And this is where they would try to find “work arounds” to try to explain away the verses that teach that we can lose our lives for eternity if we are not persistent in our walks of faith and obedience to our Lord until the very end of time. And this is where, for years, I would try to interpret the Scriptures like they did, but I kept seeing that they didn’t teach what they were saying, and so at first I would say, “It could be this or it could be that.” But the more I studied the Scriptures the more I could no longer do that.

So, when I read Jesus’ words in Matthew 7:21-23, I take them to heart:

“Not everyone who says to me, ‘Lord, Lord,’ will enter the kingdom of heaven, but the one doing the will of my Father who is in heaven. On that day many will say to me, ‘Lord, Lord, did we not prophesy in your name, and cast out demons in your name, and do many mighty works in your name?’ And then will I declare to them, ‘I never knew you; depart from me, you workers of lawlessness.’”


An Original Work / December 24, 2013
Based off Various Scriptures

The Word of God throughout taught.
Some people heard but did doubt.
Still others had faith in Christ.
By grace He purified them.

They turned from sin
And they obeyed Christ.
He opened up their blinded eyesight;
Turned them from darkness
To the true Light;
Forgave their sin by His might.

He strengthened them in their faith.
He said, “Remain my faithful.”
He called them to obedience.
By faith, they were so grateful.

By faith, they were to follow Jesus;
To daily sit and listen to Him;
To have such faith
That mountains could move;
To love those whom He gave them.

Be on your guard; courageous.
Stand firm in faith. Be thankful.
Take up the shield of your faith;
Protect against all evil.
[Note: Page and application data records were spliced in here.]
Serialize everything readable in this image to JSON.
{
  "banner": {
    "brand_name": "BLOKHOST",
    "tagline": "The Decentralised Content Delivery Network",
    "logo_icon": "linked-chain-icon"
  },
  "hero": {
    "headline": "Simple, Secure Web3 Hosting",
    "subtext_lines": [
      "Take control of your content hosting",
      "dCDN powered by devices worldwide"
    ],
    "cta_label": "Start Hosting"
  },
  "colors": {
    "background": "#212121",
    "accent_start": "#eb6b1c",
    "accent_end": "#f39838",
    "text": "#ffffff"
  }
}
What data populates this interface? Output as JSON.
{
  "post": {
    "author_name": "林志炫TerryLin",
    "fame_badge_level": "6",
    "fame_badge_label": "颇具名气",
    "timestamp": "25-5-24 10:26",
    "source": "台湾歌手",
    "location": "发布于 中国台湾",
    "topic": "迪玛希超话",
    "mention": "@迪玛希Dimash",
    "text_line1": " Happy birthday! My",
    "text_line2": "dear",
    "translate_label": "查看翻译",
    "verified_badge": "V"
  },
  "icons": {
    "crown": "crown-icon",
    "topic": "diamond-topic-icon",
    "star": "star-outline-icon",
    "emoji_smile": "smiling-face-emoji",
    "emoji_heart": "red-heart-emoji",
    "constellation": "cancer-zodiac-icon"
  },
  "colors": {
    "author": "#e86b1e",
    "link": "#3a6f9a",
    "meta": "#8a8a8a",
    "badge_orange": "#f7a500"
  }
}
Do not move from
The hope that you have.
Your faith in Jesus let it endure.
Hold to the truth;
Your conscience be clear.
Endure with perseverance.